By now, it’s not news to anyone that the network news divisions are fighting for survival. Ratings are stagnant or declining, advertising is down, the effects of the recession linger. So last month, CBS let go or reassigned dozens of veteran journalists. This month, ABC announced a massive restructuring; plans call for cutting the news staff by 25% through buyouts or layoffs. More than 300 people stand to lose their jobs.
It’s painful to see talented, dedicated professionals kicked to the curb. I can’t quite imagine CBS News without Larry Doyle or Roberta Hollander or Jill Rosenbaum, all of whom I worked with and admired in my days at the network. But it’s not the first time CBS has forced out long-time (read that “well-paid”) producers or correspondents. After Larry Tisch bought the company in 1986, there was a bloodbath of epic proportions. As the Museum of Broadcast Communications puts it:

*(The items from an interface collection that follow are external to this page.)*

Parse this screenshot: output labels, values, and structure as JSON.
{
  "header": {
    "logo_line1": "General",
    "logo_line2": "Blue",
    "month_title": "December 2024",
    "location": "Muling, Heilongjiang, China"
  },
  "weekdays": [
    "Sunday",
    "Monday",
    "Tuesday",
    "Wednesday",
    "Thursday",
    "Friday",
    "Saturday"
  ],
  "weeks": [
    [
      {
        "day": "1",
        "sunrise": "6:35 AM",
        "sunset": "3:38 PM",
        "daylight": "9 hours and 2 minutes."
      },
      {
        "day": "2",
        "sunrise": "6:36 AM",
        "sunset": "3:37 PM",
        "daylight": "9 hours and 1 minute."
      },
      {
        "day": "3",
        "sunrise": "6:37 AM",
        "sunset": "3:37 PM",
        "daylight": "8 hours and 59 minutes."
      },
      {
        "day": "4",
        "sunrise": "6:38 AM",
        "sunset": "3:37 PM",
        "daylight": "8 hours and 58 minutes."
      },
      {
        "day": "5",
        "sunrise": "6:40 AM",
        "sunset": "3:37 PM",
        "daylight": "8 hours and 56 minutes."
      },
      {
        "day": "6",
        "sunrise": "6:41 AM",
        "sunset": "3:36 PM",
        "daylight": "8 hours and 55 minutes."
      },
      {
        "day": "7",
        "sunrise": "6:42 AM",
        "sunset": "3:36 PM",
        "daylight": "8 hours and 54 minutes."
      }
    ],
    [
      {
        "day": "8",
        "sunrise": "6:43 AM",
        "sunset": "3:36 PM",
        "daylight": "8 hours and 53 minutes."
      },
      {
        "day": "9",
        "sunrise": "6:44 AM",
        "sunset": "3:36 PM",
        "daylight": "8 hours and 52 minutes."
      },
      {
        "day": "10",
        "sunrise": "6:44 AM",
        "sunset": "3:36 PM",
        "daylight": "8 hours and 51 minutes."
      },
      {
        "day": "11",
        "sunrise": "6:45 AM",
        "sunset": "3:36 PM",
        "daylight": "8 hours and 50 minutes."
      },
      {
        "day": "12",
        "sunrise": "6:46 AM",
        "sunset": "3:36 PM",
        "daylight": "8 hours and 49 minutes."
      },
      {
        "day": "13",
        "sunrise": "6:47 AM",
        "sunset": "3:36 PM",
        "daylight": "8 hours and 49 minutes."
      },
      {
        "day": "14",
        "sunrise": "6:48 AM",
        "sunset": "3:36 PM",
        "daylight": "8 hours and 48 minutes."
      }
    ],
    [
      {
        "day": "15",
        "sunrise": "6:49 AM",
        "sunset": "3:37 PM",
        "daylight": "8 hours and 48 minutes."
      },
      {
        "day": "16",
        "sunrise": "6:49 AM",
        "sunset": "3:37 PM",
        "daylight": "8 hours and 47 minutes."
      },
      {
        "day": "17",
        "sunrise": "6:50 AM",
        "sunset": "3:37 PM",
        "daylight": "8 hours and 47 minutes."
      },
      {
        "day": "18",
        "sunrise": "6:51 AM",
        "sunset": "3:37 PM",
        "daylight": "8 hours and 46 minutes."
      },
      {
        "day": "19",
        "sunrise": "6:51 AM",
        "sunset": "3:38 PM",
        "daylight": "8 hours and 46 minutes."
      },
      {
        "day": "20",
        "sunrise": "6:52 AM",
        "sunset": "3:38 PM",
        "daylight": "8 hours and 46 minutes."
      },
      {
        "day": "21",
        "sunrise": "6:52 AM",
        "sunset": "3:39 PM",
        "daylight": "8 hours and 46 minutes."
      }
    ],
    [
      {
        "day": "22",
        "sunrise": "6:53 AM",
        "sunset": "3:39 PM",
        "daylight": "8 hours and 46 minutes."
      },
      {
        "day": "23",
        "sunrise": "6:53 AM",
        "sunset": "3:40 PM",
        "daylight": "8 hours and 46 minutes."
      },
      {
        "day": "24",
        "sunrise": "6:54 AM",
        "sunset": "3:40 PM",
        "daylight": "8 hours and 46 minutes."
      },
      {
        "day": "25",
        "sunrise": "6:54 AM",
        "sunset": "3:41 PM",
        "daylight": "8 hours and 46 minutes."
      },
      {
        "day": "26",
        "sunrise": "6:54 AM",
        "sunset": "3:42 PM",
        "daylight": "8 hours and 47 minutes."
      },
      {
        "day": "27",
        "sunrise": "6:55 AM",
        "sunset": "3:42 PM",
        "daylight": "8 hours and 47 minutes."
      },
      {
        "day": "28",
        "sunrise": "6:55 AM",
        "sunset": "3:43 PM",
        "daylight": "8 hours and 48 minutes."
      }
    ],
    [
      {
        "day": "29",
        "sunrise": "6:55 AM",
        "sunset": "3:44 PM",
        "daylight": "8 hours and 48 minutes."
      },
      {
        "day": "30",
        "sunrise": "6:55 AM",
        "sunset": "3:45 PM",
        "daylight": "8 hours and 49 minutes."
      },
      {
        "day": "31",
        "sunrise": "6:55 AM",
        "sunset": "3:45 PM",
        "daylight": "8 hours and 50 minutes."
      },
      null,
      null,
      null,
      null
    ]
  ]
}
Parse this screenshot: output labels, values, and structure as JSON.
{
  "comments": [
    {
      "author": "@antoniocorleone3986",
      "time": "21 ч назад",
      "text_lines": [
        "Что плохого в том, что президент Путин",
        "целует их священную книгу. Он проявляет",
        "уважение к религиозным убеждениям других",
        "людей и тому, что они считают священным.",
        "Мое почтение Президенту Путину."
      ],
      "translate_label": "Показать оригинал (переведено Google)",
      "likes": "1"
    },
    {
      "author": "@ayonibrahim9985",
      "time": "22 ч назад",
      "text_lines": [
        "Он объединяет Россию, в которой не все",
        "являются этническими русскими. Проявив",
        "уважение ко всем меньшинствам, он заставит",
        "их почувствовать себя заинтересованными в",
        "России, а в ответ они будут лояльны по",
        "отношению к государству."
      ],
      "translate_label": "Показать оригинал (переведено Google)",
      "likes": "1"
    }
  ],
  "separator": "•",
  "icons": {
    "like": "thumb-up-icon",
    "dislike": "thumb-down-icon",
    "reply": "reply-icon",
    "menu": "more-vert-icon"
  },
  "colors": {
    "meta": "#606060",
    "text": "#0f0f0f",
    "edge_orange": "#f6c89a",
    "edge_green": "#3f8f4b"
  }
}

To no one’s surprise, Tisch restructured the company into a “lean and mean” operation. Within months, he had launched the biggest single staff and budget reduction in network TV history. When the dust had settled, hundreds had lost their long secure jobs, news bureaus had been shuttered, and CBS was but a shell of its former self.
And that was well before the digital revolution made it possible for one person to the work of two or three–reporting, shooting and editing television news stories. There was no suggestion then that the cuts were about anything but saving money.
But ABC president David Westin told the Los Angeles Times that the network’s plan to replace half its bureau correspondents with “digital journalists” who can do it all is really about doing better journalism.
“This is a way to maintain or enhance our editorial footprint and get to the stories that are really important, and in some cases, do it in a more compelling way,” he said. “In my heart of hearts, this is really about the journalism, not the money.”
That sticks in the craw of some journalists, who can’t help but be reminded of that old saw sometimes attributed to football executive George Young: “When they say it’s not about money, it’s always about money…” Former ABC producer Lynne Adrine was blunt in a Facebook post:
Everyone who’s talked to me knows I’ve been talking for years about the sea change in all aspects of journalism and newsgathering. And I’d never argue against the ways technology has freed us to get stories that may have eluded us before. But to put forth the idea that ALL stories can be fairly and accurately done with only one set of eyes is just pure BS. Don’t pee in our ears and tell us it’s raining.
There’s no debating the financial trouble CBS and ABC are in. Even if they weren’t paying their anchors multimillion dollar salaries, the outlook would still be bleak. At NBC-Universal, cable properties have helped to cushion the blow and a future merger with Comcast could provide more financial support. But let’s not forget that NBC joined the Journalism 2.0 world a couple of years ago, adding multimedia journalists and dropping veterans by offering multiple rounds of buy-outs–the latest at the end of 2009.
So yes, it’s probably time that ABC realized it has to get leaner and take advantage of the cost-savings inherent in moving to the digital journalism model. ABC has to restructure or face the possibility of extinction, as Ken Auletta told Marketwatch’s Jon Friedman. But let’s be honest. It really is about the money.